What is expected
Make a verbatim copy of the entries below; pictures stay out.

Input data
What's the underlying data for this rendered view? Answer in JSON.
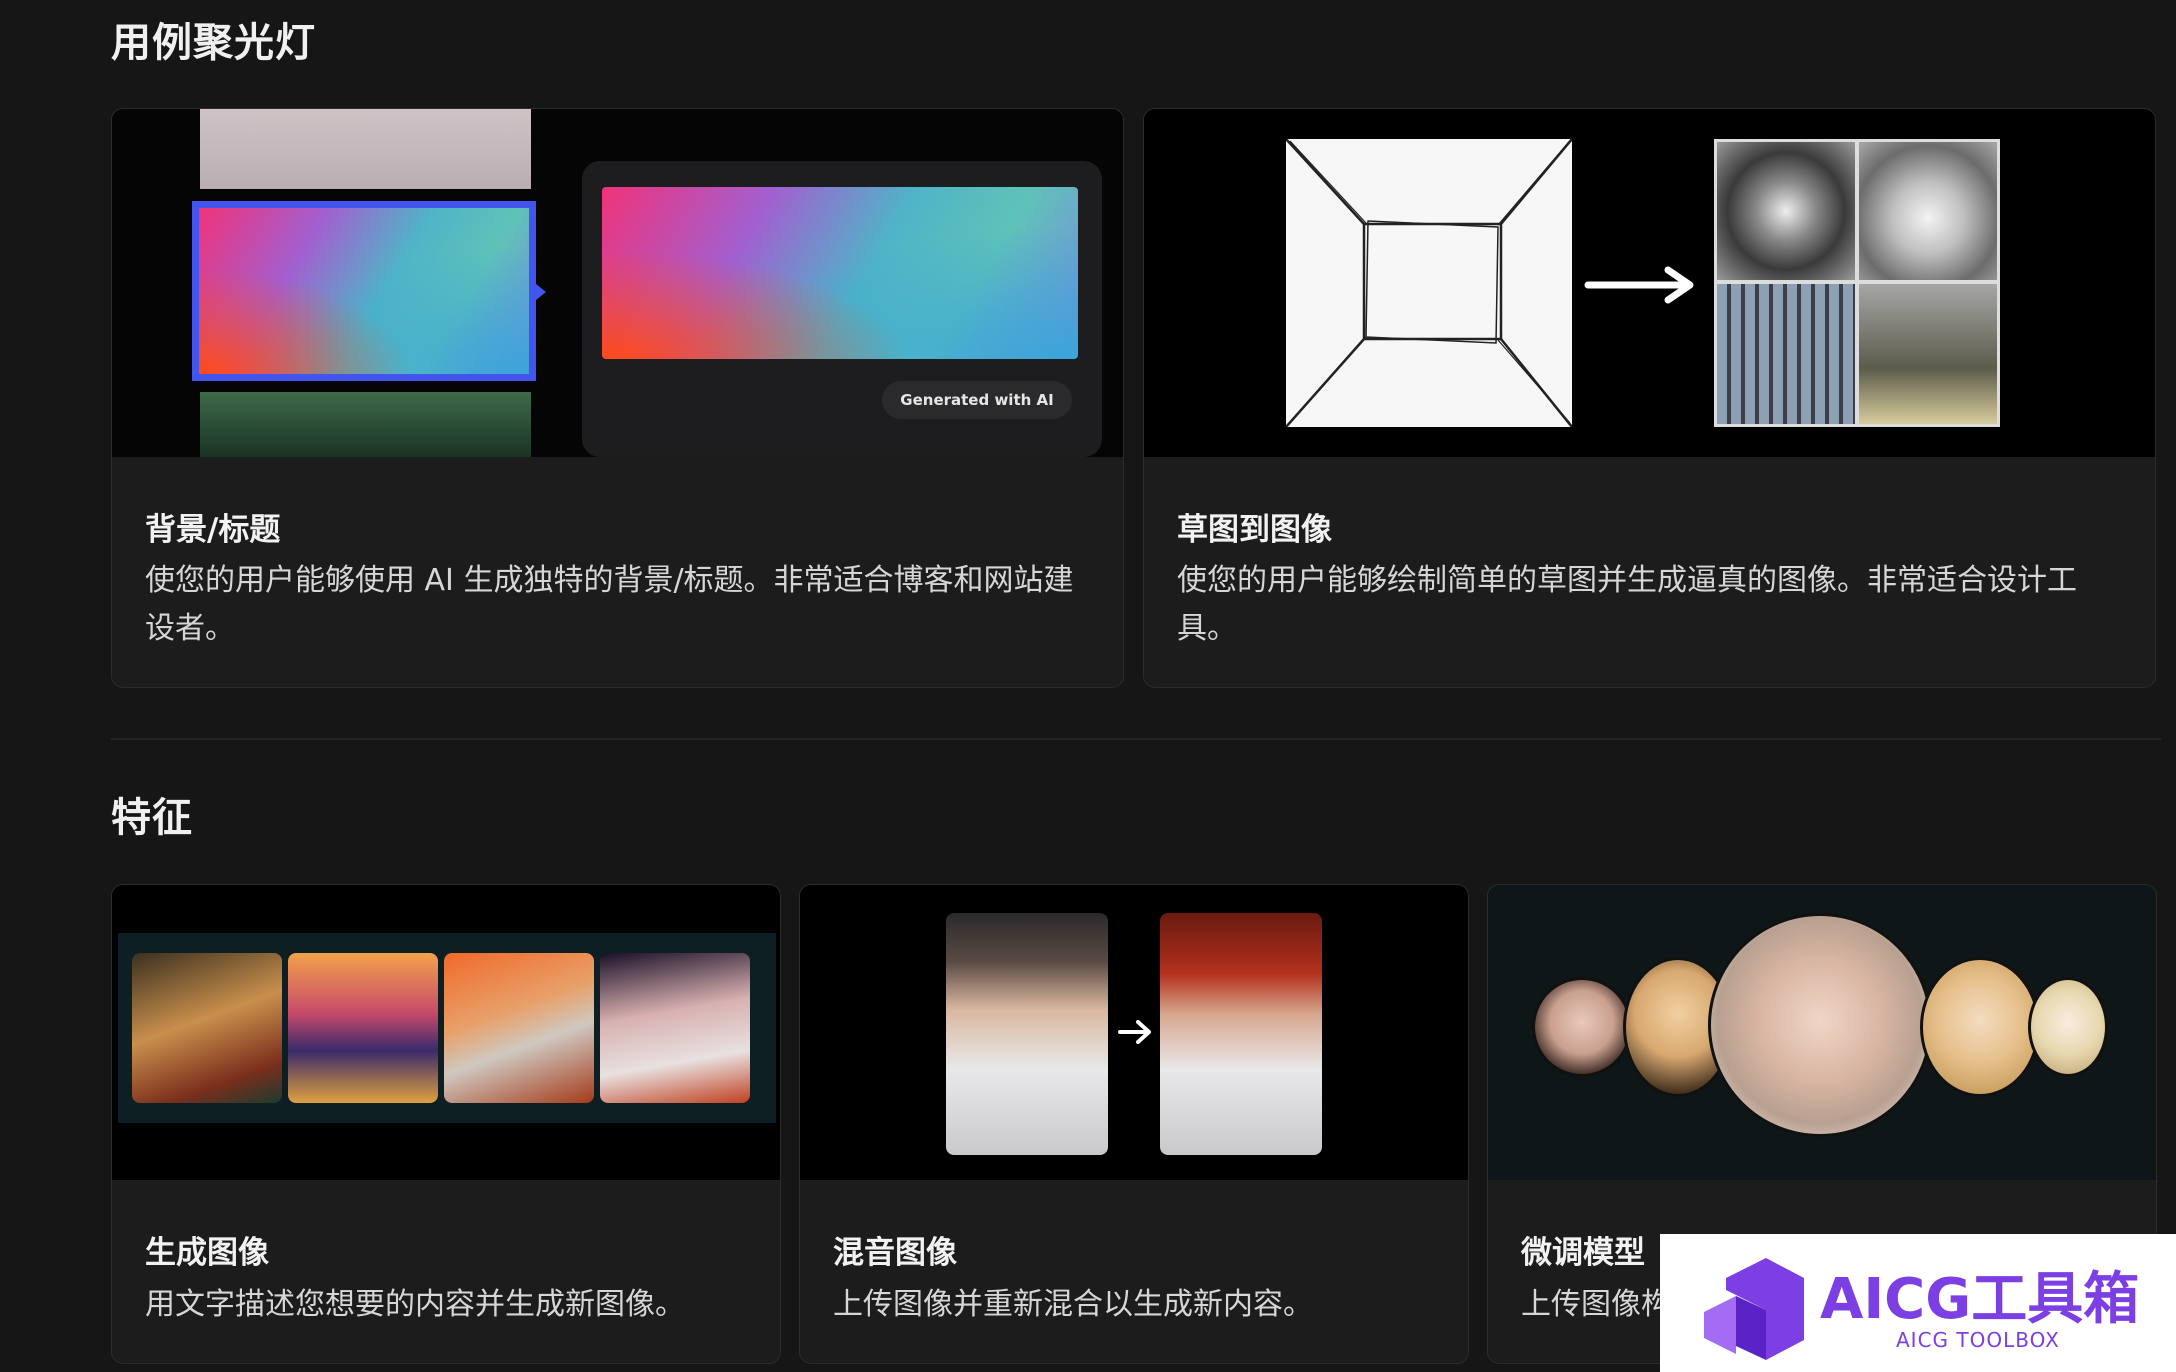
{
  "spotlight": {
    "heading": "用例聚光灯",
    "cards": [
      {
        "title": "背景/标题",
        "desc": "使您的用户能够使用 AI 生成独特的背景/标题。非常适合博客和网站建设者。",
        "badge": "Generated with AI"
      },
      {
        "title": "草图到图像",
        "desc": "使您的用户能够绘制简单的草图并生成逼真的图像。非常适合设计工具。"
      }
    ]
  },
  "features": {
    "heading": "特征",
    "cards": [
      {
        "title": "生成图像",
        "desc": "用文字描述您想要的内容并生成新图像。"
      },
      {
        "title": "混音图像",
        "desc": "上传图像并重新混合以生成新内容。"
      },
      {
        "title": "微调模型",
        "desc": "上传图像构"
      }
    ]
  },
  "watermark": {
    "brand": "AICG工具箱",
    "sub": "AICG TOOLBOX",
    "color": "#7b3fe4"
  }
}
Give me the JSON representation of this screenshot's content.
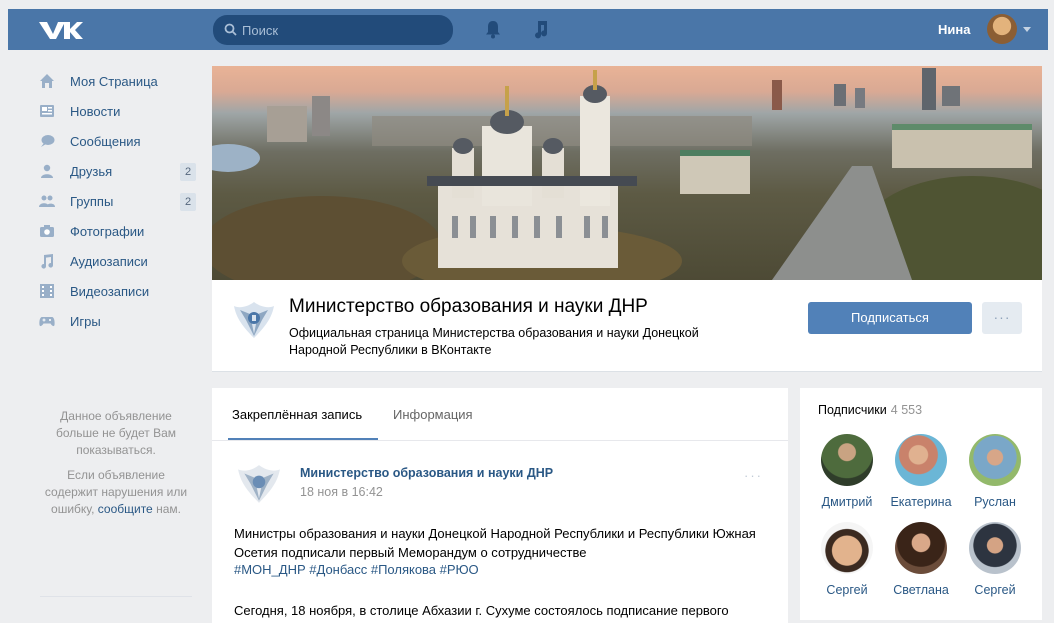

Finished task
What's the underlying data for this rendered view? Answer in JSON.
{
  "spotlight": {
    "heading": "用例聚光灯",
    "cards": [
      {
        "title": "背景/标题",
        "desc": "使您的用户能够使用 AI 生成独特的背景/标题。非常适合博客和网站建设者。",
        "badge": "Generated with AI"
      },
      {
        "title": "草图到图像",
        "desc": "使您的用户能够绘制简单的草图并生成逼真的图像。非常适合设计工具。"
      }
    ]
  },
  "features": {
    "heading": "特征",
    "cards": [
      {
        "title": "生成图像",
        "desc": "用文字描述您想要的内容并生成新图像。"
      },
      {
        "title": "混音图像",
        "desc": "上传图像并重新混合以生成新内容。"
      },
      {
        "title": "微调模型",
        "desc": "上传图像构"
      }
    ]
  },
  "watermark": {
    "brand": "AICG工具箱",
    "sub": "AICG TOOLBOX",
    "color": "#7b3fe4"
  }
}
Give me the JSON representation of this screenshot's content.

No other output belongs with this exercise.